Training comes as new research by Dimensions charity reveals 73% of people with learning disabilities have experienced hate crime
More than 1,000 Surrey police officers have completed training to reduce the prevalent under-reporting of learning disability hate crime. Developed by Dimensions as part of their #ImWithSam campaign, the training comes as a response to the latest research revealing that out of those with learning disabilities who have experienced hate crime, only 48% had reported it to police.
#ImWithSam is a long-term hate crime campaign led by Dimensions to tackle hate crime at its roots and promote better support for victims. Sam represents the 73% of people with learning disabilities that have experienced hate crime.
Since completion of the training, there has been an increase in officers’ confidence in taking reports, and a month on month increase in hate crime being reported in Surrey.
The process of reporting a hate crime can be incredibly stressful, and people with learning disabilities and autism say they feel anxious about reporting it to the police and don’t feel that they are taken seriously.
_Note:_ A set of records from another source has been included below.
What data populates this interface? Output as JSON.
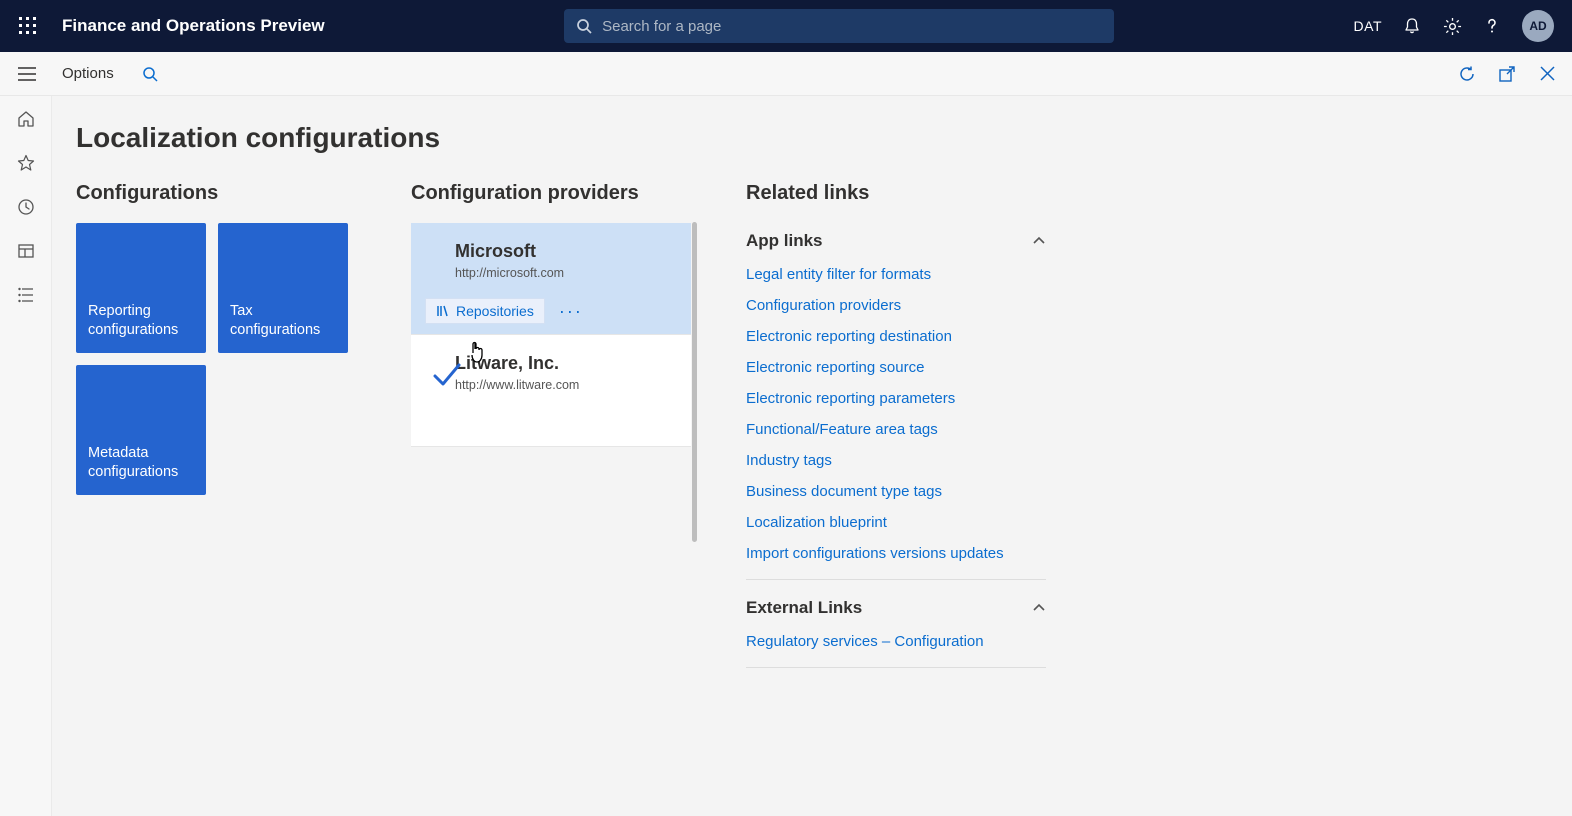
{
  "header": {
    "brand": "Finance and Operations Preview",
    "search_placeholder": "Search for a page",
    "entity_code": "DAT",
    "avatar_initials": "AD"
  },
  "sub_header": {
    "options_label": "Options"
  },
  "page": {
    "title": "Localization configurations"
  },
  "sections": {
    "configurations": "Configurations",
    "providers": "Configuration providers",
    "related": "Related links"
  },
  "tiles": [
    {
      "label": "Reporting configurations"
    },
    {
      "label": "Tax configurations"
    },
    {
      "label": "Metadata configurations"
    }
  ],
  "providers": [
    {
      "name": "Microsoft",
      "url": "http://microsoft.com",
      "active": false,
      "selected": true
    },
    {
      "name": "Litware, Inc.",
      "url": "http://www.litware.com",
      "active": true,
      "selected": false
    }
  ],
  "provider_actions": {
    "repositories": "Repositories"
  },
  "related_links": {
    "app_links_title": "App links",
    "app_links": [
      "Legal entity filter for formats",
      "Configuration providers",
      "Electronic reporting destination",
      "Electronic reporting source",
      "Electronic reporting parameters",
      "Functional/Feature area tags",
      "Industry tags",
      "Business document type tags",
      "Localization blueprint",
      "Import configurations versions updates"
    ],
    "external_links_title": "External Links",
    "external_links": [
      "Regulatory services – Configuration"
    ]
  }
}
As a result, many of these crimes go unreported.
ONS figures show that while there are more than 70,000 disability hate crimes happening every year, the recorded figures for 2016/17 stood at under 6,000.
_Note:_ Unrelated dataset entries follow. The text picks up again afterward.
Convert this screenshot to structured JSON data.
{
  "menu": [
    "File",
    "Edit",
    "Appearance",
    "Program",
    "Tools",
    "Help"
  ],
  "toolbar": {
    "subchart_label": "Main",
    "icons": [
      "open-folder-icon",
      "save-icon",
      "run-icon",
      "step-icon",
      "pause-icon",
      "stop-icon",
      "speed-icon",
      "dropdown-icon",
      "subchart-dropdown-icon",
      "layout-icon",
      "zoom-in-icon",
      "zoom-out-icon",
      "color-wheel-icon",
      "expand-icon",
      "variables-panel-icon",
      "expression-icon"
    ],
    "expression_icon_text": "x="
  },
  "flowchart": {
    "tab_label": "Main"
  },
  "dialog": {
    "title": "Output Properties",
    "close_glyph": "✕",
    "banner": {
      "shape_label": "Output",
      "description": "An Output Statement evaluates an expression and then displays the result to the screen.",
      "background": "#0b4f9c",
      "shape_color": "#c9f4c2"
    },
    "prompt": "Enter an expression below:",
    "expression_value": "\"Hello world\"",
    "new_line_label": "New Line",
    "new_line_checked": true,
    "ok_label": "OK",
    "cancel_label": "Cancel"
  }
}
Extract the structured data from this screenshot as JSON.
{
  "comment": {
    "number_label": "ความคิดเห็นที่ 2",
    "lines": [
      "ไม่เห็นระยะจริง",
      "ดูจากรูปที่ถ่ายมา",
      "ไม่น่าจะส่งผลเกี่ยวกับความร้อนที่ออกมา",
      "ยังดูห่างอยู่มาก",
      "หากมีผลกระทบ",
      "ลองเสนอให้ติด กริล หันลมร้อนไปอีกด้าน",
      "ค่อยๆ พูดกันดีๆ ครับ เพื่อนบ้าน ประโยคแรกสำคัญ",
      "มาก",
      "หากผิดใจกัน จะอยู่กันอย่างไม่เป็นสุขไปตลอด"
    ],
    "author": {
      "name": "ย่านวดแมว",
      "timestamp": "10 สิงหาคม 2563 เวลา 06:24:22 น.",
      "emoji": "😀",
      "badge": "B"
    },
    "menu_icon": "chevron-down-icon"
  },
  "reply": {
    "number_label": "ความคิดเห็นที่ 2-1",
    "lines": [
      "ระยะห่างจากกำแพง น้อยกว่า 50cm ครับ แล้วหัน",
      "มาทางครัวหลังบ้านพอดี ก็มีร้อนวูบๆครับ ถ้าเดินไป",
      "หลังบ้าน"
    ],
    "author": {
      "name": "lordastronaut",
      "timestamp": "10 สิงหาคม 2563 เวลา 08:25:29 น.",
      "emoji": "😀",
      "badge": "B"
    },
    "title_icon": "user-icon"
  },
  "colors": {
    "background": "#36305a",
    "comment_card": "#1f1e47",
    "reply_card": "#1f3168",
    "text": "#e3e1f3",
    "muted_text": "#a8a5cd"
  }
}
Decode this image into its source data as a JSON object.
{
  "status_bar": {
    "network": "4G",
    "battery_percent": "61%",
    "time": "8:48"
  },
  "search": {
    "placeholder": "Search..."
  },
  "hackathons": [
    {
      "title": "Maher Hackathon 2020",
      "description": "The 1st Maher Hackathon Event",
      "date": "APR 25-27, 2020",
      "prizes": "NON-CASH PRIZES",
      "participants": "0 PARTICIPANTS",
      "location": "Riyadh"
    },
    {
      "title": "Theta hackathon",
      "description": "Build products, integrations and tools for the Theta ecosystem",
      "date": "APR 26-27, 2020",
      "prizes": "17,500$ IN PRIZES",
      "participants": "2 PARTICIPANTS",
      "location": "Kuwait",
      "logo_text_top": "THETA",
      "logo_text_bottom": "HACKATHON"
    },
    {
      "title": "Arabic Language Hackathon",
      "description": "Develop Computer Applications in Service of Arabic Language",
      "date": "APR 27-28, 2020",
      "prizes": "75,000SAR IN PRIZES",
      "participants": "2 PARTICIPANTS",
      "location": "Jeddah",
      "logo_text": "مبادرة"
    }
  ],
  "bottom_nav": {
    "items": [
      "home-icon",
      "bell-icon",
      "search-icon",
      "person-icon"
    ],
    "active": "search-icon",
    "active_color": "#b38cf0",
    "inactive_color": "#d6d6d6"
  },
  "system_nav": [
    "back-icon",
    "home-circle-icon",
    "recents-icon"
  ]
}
Lack of training
According to Dimensions, people with learning disabilities and autism are four times more likely to experience disability hate crime than those with ‘visible’ disabilities, such as those impacting stamina, mobility or vision. This ‘invisibility’ permeates into their experience of reporting hate crime, as often officers have not had the training to recognise if someone has a learning disability or autism.
46% of frontline police officers reported never having received learning disability and autism awareness training. This gap not only impacts the confidence of officers but also the confidence of the people who have experienced a hate crime looking to come forward.
98% of people with learning disabilities and autism called for improved training for police officers. As a result, Dimensions worked with Surrey Police to improve the confidence and skills of their APT officers, who are often the first point of contact for victims of hate crime.
#ImWithSam training programme
More than 1,000 officers were trained under the #ImWithSam programme. The face-to-face sessions were interactive and co-led by a person with a learning disability who had experienced hate crime, to share their first-hand experience with officers.
As well as exploring the origins of stigma and prejudice against people with learning disabilities and autism, the training programme focused on improving officer confidence in recognising if someone has a learning disability or autism, supporting and taking a crime report, and knowing when to apply a hate crime flag on a crime report.
Ben Shiell, Contact Performance Manager at Surrey Police headquarters in Guildford, said: “Dimensions’ training really hit the nail on the head. Hearing from someone who has experienced a disability hate crime in the past but didn’t feel able to report it has made a huge impact on me.
“As a member of the police, hearing this from someone we’re here to protect and support was hard - and really brought home the fact that under-reporting is a pressing issue that we need to urgently address.
“Everyone in the police force should have an opportunity to go through the training. We all need to be much more aware of the particular challenges that people with learning disabilities and autism might face when reporting a hate crime.”
Impact of training
So far, the results of the training have been overwhelmingly positive. There has been a 22% increase in officer confidence in recognising whether someone might have a learning disability or autism, while more than 90% of officers now feel confident taking a report.
In response to this, Dimensions is calling for the National Police Chiefs Council to make learning disability and autism hate crime training mandatory, and for all UK police forces to deliver classroom-based training on learning disabilities and autism hate crime to all staff.
Mark Brookes, Dimensions’ Campaigns Advisor who has a learning disability and co-led the training said: “The main problem with disability hate crime is awareness - too many people still don’t really understand what hate crime is and what to do about it. The same goes for police officers - so it’s positive to see that when they’ve got the right training, they feel more confident in supporting people with learning disabilities and autism.
“No one should have to suffer in silence and we hope that people in Surrey will feel more confident in reporting these crimes to police. We would like to see the training adopted by other constabularies across the country so that we can put an end to learning disabilities and autism hate crime.”